UPDATE May 3, 2023 Strange sighting among sargassum seaweed
YouTube Video uploaded May 2, 2023. by Caribbean Broadcasting Corporation
“A blob twice the width of the US is heading towards Florida’s coast” So reads the title of a March 15, 2023 YouTube video in which CNN’s Rosemary Church interviews a leading scientist about a 5,000-mile-wide stinky seaweed blob that’s headed for Florida beaches in the coming months. In the video, Barbados is cited as a place where recently 1600 dump truck-full loads a day were being taken from beaches. Continue reading →
UPDATE Feb 16, 2023: SCTLD or White Plague Disease? – we don’t yet know. Based on some discussion I had recently with an authority on this disease, it’s not clear right now whether SCTLD is present in Barbados or whether what we are looking at is an outbreak of WPD (White Plague Disease)…Reviewing my photos to date with reference to descriptions of WPD and SCTLD in Croquer et al., 2021, my interpretation would lean toward WPD rather than SCTLD.However, I must defer to experts for a definitive ID and as of yet, I am told, there is not enough info. to make one. Read more
Records of Stony Coral Tissue Loss Disease in the Caribbean by year as reported on AGGRA 25Jan2023.

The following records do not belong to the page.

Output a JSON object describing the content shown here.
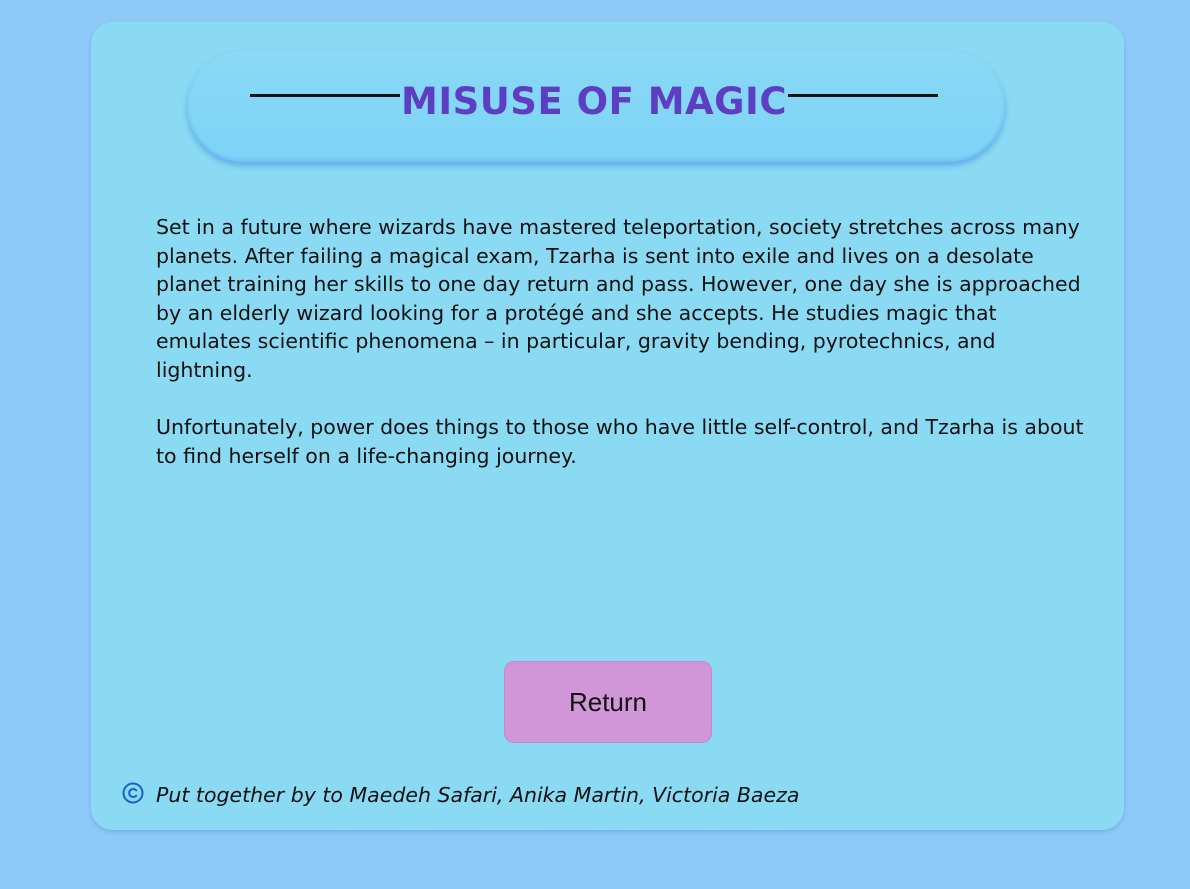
{
  "header": {
    "title": "MISUSE OF MAGIC"
  },
  "description": {
    "paragraphs": [
      "Set in a future where wizards have mastered teleportation, society stretches across many planets. After failing a magical exam, Tzarha is sent into exile and lives on a desolate planet training her skills to one day return and pass. However, one day she is approached by an elderly wizard looking for a protégé and she accepts. He studies magic that emulates scientific phenomena – in particular, gravity bending, pyrotechnics, and lightning.",
      "Unfortunately, power does things to those who have little self-control, and Tzarha is about to find herself on a life-changing journey."
    ]
  },
  "actions": {
    "return_label": "Return"
  },
  "footer": {
    "icon": "copyright-icon",
    "credits": "Put together by to Maedeh Safari, Anika Martin, Victoria Baeza"
  },
  "colors": {
    "page_background": "#8ecaf7",
    "card_background": "#8bdaf3",
    "title_color": "#5d3ec2",
    "button_background": "#d196d8",
    "icon_color": "#1a5fd0"
  }
}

Stony Coral Tissue Loss Disease was first observed off the southeast coast of Florida in 2014 and appeared in the northern Caribbean by 2019. It kills the soft tissues of at least 22 species of corals and has been described as “deadliest coral disease ever recorded” (Wikipedia 25Jan2023).
After reading about this disease in 2018 and the ominous forecasts of what it could do to Caribbean reefs, I kept an eye out for it in the Vauxhall Reef area during my visits in 2018, 2019 and 2020 but saw no sign of it.

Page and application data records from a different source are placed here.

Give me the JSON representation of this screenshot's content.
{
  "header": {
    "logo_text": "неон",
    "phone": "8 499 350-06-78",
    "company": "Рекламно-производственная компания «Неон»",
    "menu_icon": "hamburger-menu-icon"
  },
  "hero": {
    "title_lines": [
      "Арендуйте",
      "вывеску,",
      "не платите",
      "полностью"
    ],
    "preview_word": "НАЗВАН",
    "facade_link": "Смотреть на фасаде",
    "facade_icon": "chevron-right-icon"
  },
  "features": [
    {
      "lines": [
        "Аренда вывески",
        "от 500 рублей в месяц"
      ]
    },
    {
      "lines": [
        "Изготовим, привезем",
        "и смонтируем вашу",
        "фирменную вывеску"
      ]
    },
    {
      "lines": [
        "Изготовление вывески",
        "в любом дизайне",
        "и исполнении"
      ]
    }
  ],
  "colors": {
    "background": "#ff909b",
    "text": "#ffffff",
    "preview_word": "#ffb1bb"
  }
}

In early 2023 we returned to Barbados, Holetown area, after missing a couple of years due to Covid-related issues at home. On January 11, conditions were perfect for snorkelling at the Vauxhall Reef* and I looked out for infected corals… read more
Posted inReef Health|Comments Off on Presumptive Stony Coral Tissue Loss Disease on Vauxhall Reef & Environs (Barbados) 25Jan2023
The 2020 coral reef report card for Barbados serves to collate decades of existing data into an appealing and easily understood document, to inform policy makers and the general public about the status and trends of the island’s valuable coral reefs.
Indeed it does just that.
View the Report Card on PDF pages 31 to 52 of this publication:
View A BAY IN JAMAICA COMES BACK TO LIFE
By UNITED NATIONS DEVELOPMENT PROGRAMME MARCH 16TH, 2020
““We search for dying coral colonies. We take the best coral pieces to the undersea coral nursery, cut them in bits and hang them on vertical lines, 15 feet apart supported by moorings and buoys. After 7 to 8 months we tie them to the reefs with cement (using a technique adapted from Belize).” – Lenford Dacosta, fisher and coral gardener”
A really good story
To re-seed devastated reefs with genetically robust, diverse and resilient corals that will mature to spawning age/size, and at the same time begin to understand the biology and mechanisms of coral bleaching (i.e. the role of the coral host versus its symbiotic algae, the zooxanthellae when it comes to resiting or recovering from bleaching events)